A new report by the peak communications body in Australia has said convergence has broken most of the media and telecommunications legislation it administers. The findings are in the Australian Communication and Media Authority report Broken Concepts: The Australian communications legislative landscape(pdf). ACMA is the government body that administers 26 Acts made over half a century, accompanied by 523 regulation requirements. Their paper examined the impact of convergence pressures on 55 key pieces of legislation and found most of them wanting. To use the ACMA terminology they were either ‘broken’ or ‘significantly strained’. The issue affects the regulation of such diverse items as video games, smartphones, tablets, 3DTVs, untimed local calls, community broadcasting, program standards, cable providers, universal service obligations, emergency calls, spam, media diversity and many others.
ACMA defined convergence by five key causes of change: 1. Technological developments 2. The development of a broad communications market 3. Increased consumer and citizen engagement with the toolset 4. Regulatory Globalisation 5. Government intervention (NBN). ACMA says digitalisation has broken the connection between the shape of content and the container which carries it. Legacy service delivery used service-specific networks and devices but digital transmission systems have made delivery mostly independent of technologies. The major consequence is regulation of content based on delivery mechanism no longer makes sense as devices develop multiple functions.

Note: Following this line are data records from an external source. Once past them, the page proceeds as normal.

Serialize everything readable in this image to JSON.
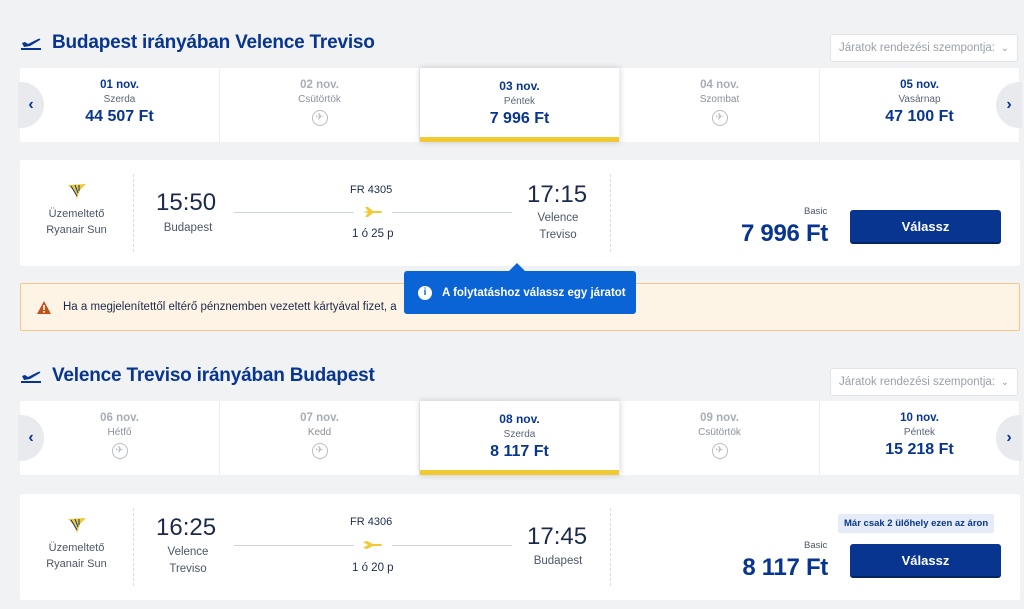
{
  "outbound": {
    "title": "Budapest irányában Velence Treviso",
    "sort_placeholder": "Járatok rendezési szempontja:",
    "dates": [
      {
        "date": "01 nov.",
        "weekday": "Szerda",
        "price": "44 507 Ft",
        "status": "available"
      },
      {
        "date": "02 nov.",
        "weekday": "Csütörtök",
        "price": "",
        "status": "no-flight"
      },
      {
        "date": "03 nov.",
        "weekday": "Péntek",
        "price": "7 996 Ft",
        "status": "selected"
      },
      {
        "date": "04 nov.",
        "weekday": "Szombat",
        "price": "",
        "status": "no-flight"
      },
      {
        "date": "05 nov.",
        "weekday": "Vasárnap",
        "price": "47 100 Ft",
        "status": "available"
      }
    ],
    "flight": {
      "operator_label": "Üzemeltető",
      "operator_name": "Ryanair Sun",
      "dep_time": "15:50",
      "dep_city": "Budapest",
      "flight_no": "FR 4305",
      "duration": "1 ó 25 p",
      "arr_time": "17:15",
      "arr_city": "Velence Treviso",
      "fare_label": "Basic",
      "price": "7 996 Ft",
      "select_label": "Válassz"
    }
  },
  "warning": {
    "text": "Ha a megjelenítettől eltérő pénznemben vezetett kártyával fizet, a"
  },
  "tooltip": {
    "text": "A folytatáshoz válassz egy járatot"
  },
  "inbound": {
    "title": "Velence Treviso irányában Budapest",
    "sort_placeholder": "Járatok rendezési szempontja:",
    "dates": [
      {
        "date": "06 nov.",
        "weekday": "Hétfő",
        "price": "",
        "status": "no-flight"
      },
      {
        "date": "07 nov.",
        "weekday": "Kedd",
        "price": "",
        "status": "no-flight"
      },
      {
        "date": "08 nov.",
        "weekday": "Szerda",
        "price": "8 117 Ft",
        "status": "selected"
      },
      {
        "date": "09 nov.",
        "weekday": "Csütörtök",
        "price": "",
        "status": "no-flight"
      },
      {
        "date": "10 nov.",
        "weekday": "Péntek",
        "price": "15 218 Ft",
        "status": "available"
      }
    ],
    "flight": {
      "operator_label": "Üzemeltető",
      "operator_name": "Ryanair Sun",
      "dep_time": "16:25",
      "dep_city": "Velence Treviso",
      "flight_no": "FR 4306",
      "duration": "1 ó 20 p",
      "arr_time": "17:45",
      "arr_city": "Budapest",
      "seats_badge": "Már csak 2 ülőhely ezen az áron",
      "fare_label": "Basic",
      "price": "8 117 Ft",
      "select_label": "Válassz"
    }
  },
  "colors": {
    "brand_blue": "#073590",
    "accent_yellow": "#f1c933",
    "tooltip_blue": "#0a64d6",
    "warning_bg": "#fdf4e6"
  }
}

ACMA found seven major regulatory consequences of convergence. Firstly, policy and legislation no longer aligns with the realities of the market, the technology or its uses. Secondly, there are gaps in coverage of new forms of content and applications. Thirdly, there is misplaced emphasis on traditional media (television) and traditional communications (voice services). Fourthly, the blurring of boundaries is leading to inconsistent treatment of similar content, devices or services. Fifth, difficulties assuring innovative services are consistent with consumer safeguards. Sixth, new issues are handled in piecemeal fashion reducing overall policy coherence. Lastly, convergence is causing institutional ambiguity with no one sure which agency is responsible for which regulation.
The main acts that govern telecommunications in Australia are the Broadcasting Services Act 1992, the Radiocommunications Act 1992 , the Telecommunications Act 1997 and the Telecommunications (Consumer Protection and Service Standards) Act 1999. All are well over a decade old and all were drafted before the Internet became a reality. These core acts have been added to by ‘band aid’ solutions to newer problems such as spam and interactive gambling. As a result, ACMA says the Australian communications legislative landscape now resembles a patchwork quilt. There is no overarching strategy or coordinated approach to regulating communications and media in a digital economy.
Media diversity is one of the major problems addressed by the report. It said regulation has given undue weight to the influence of print newspapers and the ability to personalise media consumption magnifies as well as limits the amount of influence a media service can have on an individual. Also the ability to access broadcast-like content through non-broadcasting services is running a hole through the Broadcasting Act’s promotion of diversity of content (which I would argue was honoured more in the breach by commercial broadcasters in any case). There are 53 other areas of ACMA’s reach which are equally broken beyond legislative repair.
ACMA Chairman Chris Chapman said the report highlighted the ever-increasing strain on old concepts struggling with new technology. “The constructs for communications and media that worked 20 years ago no longer fit present day circumstances, let alone the next 20 years," Chapman said. “These ‘broken concepts’ are symptoms of the deeper change of digitalisation breaking those now outdated propositions, including that content can be controlled by how it is delivered.”
The report dovetails with the federal government’s Convergence Review. The review panel is due to deliver its report in March. It toured Australia earlier this month hearing submissions and will continue to receive input until 28 October. Its framing paper acknowledges changes are required but appears be focussed more on broadcasting issues rather than the wider telecommunications issue. This new ACMA paper is a welcome wake-up call to the seriousness of the problem. Technology and its uses will continue to evolve in unimaginable ways. The trick will be drafting legislation that does not fetter that growth while providing citizen safeguards against unscrupulous behaviour.